I came across this essay years ago. I think my mother sent it to me, or maybe I read it in a magazine. I can see it in my mind on a page of print that had been torn out from some publication. It was the kind of thing that you read and know you want to save forever. And then, it disappeared. I was really sad about that, because I really had wanted to save it forever. Then I found it again just the other day – in a Facebook post that floated into my newsfeed the way random things do. I looked for a version I could copy or print and was surprised and happy to find the following from a simple Google search of some of the words I remembered. I’ll save it forever.
Time is running out for my friend.
We are sitting at lunch when she casually mentions that she and her husband are thinking of “starting a family.” What she means is that her biological clock has begun its countdown and she is considering the prospect of motherhood.
“We’re taking a survey,” she says, half jokingly. “Do you think I should have a baby?”
“It will change your life,” I say carefully.
“I know,” she says. “No more sleeping in on Saturdays, no more spontaneous vacations…”
But that is not what I mean at all.
I look at my friend, trying to decide what to tell her. I want her to know what she will never learn in childbirth classes. I want to tell her that the physical wounds of childbirth heal, but that becoming a mother will leave her with an emotional wound so raw that she will be forever vulnerable.
I consider warning her that she will never read a newspaper again without asking “What if that had been my child?” That every plane crash, every fire will haunt her. That when she sees pictures of starving children, she will look at the mothers and wonder if anything could be worse than watching your child die.
I look at her carefully manicured nails and stylish suit and think she should know that no matter how sophisticated she is, becoming a mother will immediately reduce her to the primitive level. That a slightly urgent call of “Mom!” will cause her to drop her best crystal without a moment’s hesitation.
I feel I should warn her that no matter how many years she has invested in her career, she will be professionally derailed by motherhood. She might successfully arrange for child care, but one day she will be waiting to go into an important business meeting, and she will think about her baby’s sweet smell. She will have to use every ounce of discipline to keep from running home, just to make sure he is all right.
I want my friend to know that everyday routine decisions will no longer be routine. That a visit to McDonald’s and a five year old boy’s desire to go to the men’s room rather than the women’s room will become a major dilemma. That right there, in the midst of clattering trays and screaming children, issues of independence and gender identity will be weighed against the prospect that danger may be lurking in the rest room.
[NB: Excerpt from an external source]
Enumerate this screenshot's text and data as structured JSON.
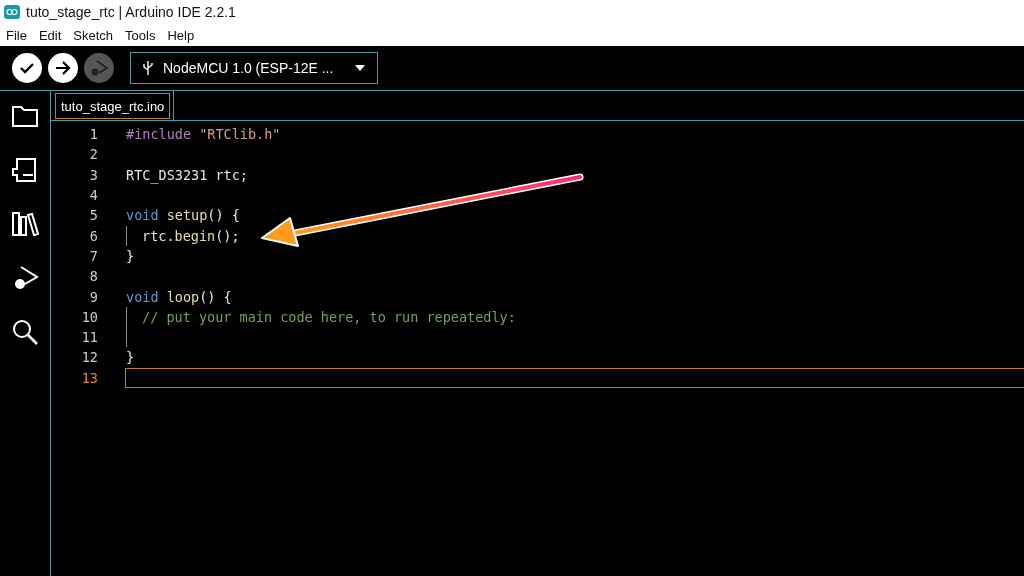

I want her to know that however decisive she may be at the office, she will second-guess herself constantly as a mother. Looking at my attractive friend, I want to assure her that eventually she will shed the pounds of pregnancy, but will never feel the same about herself. That her life, now so important, will be of less value to her once she has a child. That she would give it up in a moment to save her offspring, but will also begin to hope for more years, not so much to accomplish her own dreams, but to watch her child accomplish his.
I want her to know that a cesarean scar or stretch marks will become badges of honor.
My friend’s relationship with her husband will change, but not in the ways she thinks. I wish she could understand how much more you can love a man who is always careful to powder the baby or who never hesitates to play with his son. I think she should know that she will fall in love with her husband again for reasons she would never have imagined.
I wish my modern friend could sense the bond she will feel with other women throughout history who have tried desperately to stop war and prejudice and drunk driving.
I want to describe to my friend the exhilaration of seeing your son learn to hit a baseball. I want to capture for her the laugh of a baby who is touching the soft fur of a dog for the first time. I want her to taste the joy that is so real that it hurts.
My friend’s quizzical look makes me realize that tears have formed in my eyes.
“You’ll never regret it,” I say finally.
Dale Hanson Bourke, Chicken Soup for the Woman’s Soul